● **Your objective**:
Send back all the data below, exactly as given.

(Dataset rows for apps and sites)
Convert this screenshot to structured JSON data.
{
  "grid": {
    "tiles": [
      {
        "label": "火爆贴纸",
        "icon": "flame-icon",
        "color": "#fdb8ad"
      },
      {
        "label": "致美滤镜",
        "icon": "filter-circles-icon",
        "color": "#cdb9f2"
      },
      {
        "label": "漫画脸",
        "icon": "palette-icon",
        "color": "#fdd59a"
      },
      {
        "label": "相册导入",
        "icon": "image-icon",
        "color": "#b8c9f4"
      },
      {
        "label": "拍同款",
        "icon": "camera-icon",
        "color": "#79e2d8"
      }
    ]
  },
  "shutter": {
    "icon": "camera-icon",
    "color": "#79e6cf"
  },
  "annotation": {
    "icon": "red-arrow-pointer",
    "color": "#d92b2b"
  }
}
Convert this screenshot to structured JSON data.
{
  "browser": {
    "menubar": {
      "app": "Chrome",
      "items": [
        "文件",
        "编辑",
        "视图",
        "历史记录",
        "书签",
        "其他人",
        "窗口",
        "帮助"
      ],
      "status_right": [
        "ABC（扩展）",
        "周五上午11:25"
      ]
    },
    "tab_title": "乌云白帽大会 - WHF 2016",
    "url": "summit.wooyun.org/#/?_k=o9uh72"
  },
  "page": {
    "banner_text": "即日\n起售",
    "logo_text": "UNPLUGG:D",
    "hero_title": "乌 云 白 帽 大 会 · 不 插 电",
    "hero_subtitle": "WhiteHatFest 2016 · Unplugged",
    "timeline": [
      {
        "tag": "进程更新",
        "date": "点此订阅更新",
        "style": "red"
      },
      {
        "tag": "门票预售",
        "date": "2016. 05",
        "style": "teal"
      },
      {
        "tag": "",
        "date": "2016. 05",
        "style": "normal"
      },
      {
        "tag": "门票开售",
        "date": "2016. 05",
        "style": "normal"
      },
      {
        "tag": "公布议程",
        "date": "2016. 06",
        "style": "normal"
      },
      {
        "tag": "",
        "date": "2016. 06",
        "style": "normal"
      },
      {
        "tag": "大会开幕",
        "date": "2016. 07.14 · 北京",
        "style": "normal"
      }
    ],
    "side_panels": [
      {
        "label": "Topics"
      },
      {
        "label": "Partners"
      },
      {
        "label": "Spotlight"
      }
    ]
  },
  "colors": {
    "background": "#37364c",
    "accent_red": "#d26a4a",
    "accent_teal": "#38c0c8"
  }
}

● **Result of this exercise**:
Convert this screenshot to structured JSON data.
{
  "grid": {
    "tiles": [
      {
        "label": "火爆贴纸",
        "icon": "flame-icon",
        "color": "#fdb8ad"
      },
      {
        "label": "致美滤镜",
        "icon": "filter-circles-icon",
        "color": "#cdb9f2"
      },
      {
        "label": "漫画脸",
        "icon": "palette-icon",
        "color": "#fdd59a"
      },
      {
        "label": "相册导入",
        "icon": "image-icon",
        "color": "#b8c9f4"
      },
      {
        "label": "拍同款",
        "icon": "camera-icon",
        "color": "#79e2d8"
      }
    ]
  },
  "shutter": {
    "icon": "camera-icon",
    "color": "#79e6cf"
  },
  "annotation": {
    "icon": "red-arrow-pointer",
    "color": "#d92b2b"
  }
}
Convert this screenshot to structured JSON data.
{
  "browser": {
    "menubar": {
      "app": "Chrome",
      "items": [
        "文件",
        "编辑",
        "视图",
        "历史记录",
        "书签",
        "其他人",
        "窗口",
        "帮助"
      ],
      "status_right": [
        "ABC（扩展）",
        "周五上午11:25"
      ]
    },
    "tab_title": "乌云白帽大会 - WHF 2016",
    "url": "summit.wooyun.org/#/?_k=o9uh72"
  },
  "page": {
    "banner_text": "即日\n起售",
    "logo_text": "UNPLUGG:D",
    "hero_title": "乌 云 白 帽 大 会 · 不 插 电",
    "hero_subtitle": "WhiteHatFest 2016 · Unplugged",
    "timeline": [
      {
        "tag": "进程更新",
        "date": "点此订阅更新",
        "style": "red"
      },
      {
        "tag": "门票预售",
        "date": "2016. 05",
        "style": "teal"
      },
      {
        "tag": "",
        "date": "2016. 05",
        "style": "normal"
      },
      {
        "tag": "门票开售",
        "date": "2016. 05",
        "style": "normal"
      },
      {
        "tag": "公布议程",
        "date": "2016. 06",
        "style": "normal"
      },
      {
        "tag": "",
        "date": "2016. 06",
        "style": "normal"
      },
      {
        "tag": "大会开幕",
        "date": "2016. 07.14 · 北京",
        "style": "normal"
      }
    ],
    "side_panels": [
      {
        "label": "Topics"
      },
      {
        "label": "Partners"
      },
      {
        "label": "Spotlight"
      }
    ]
  },
  "colors": {
    "background": "#37364c",
    "accent_red": "#d26a4a",
    "accent_teal": "#38c0c8"
  }
}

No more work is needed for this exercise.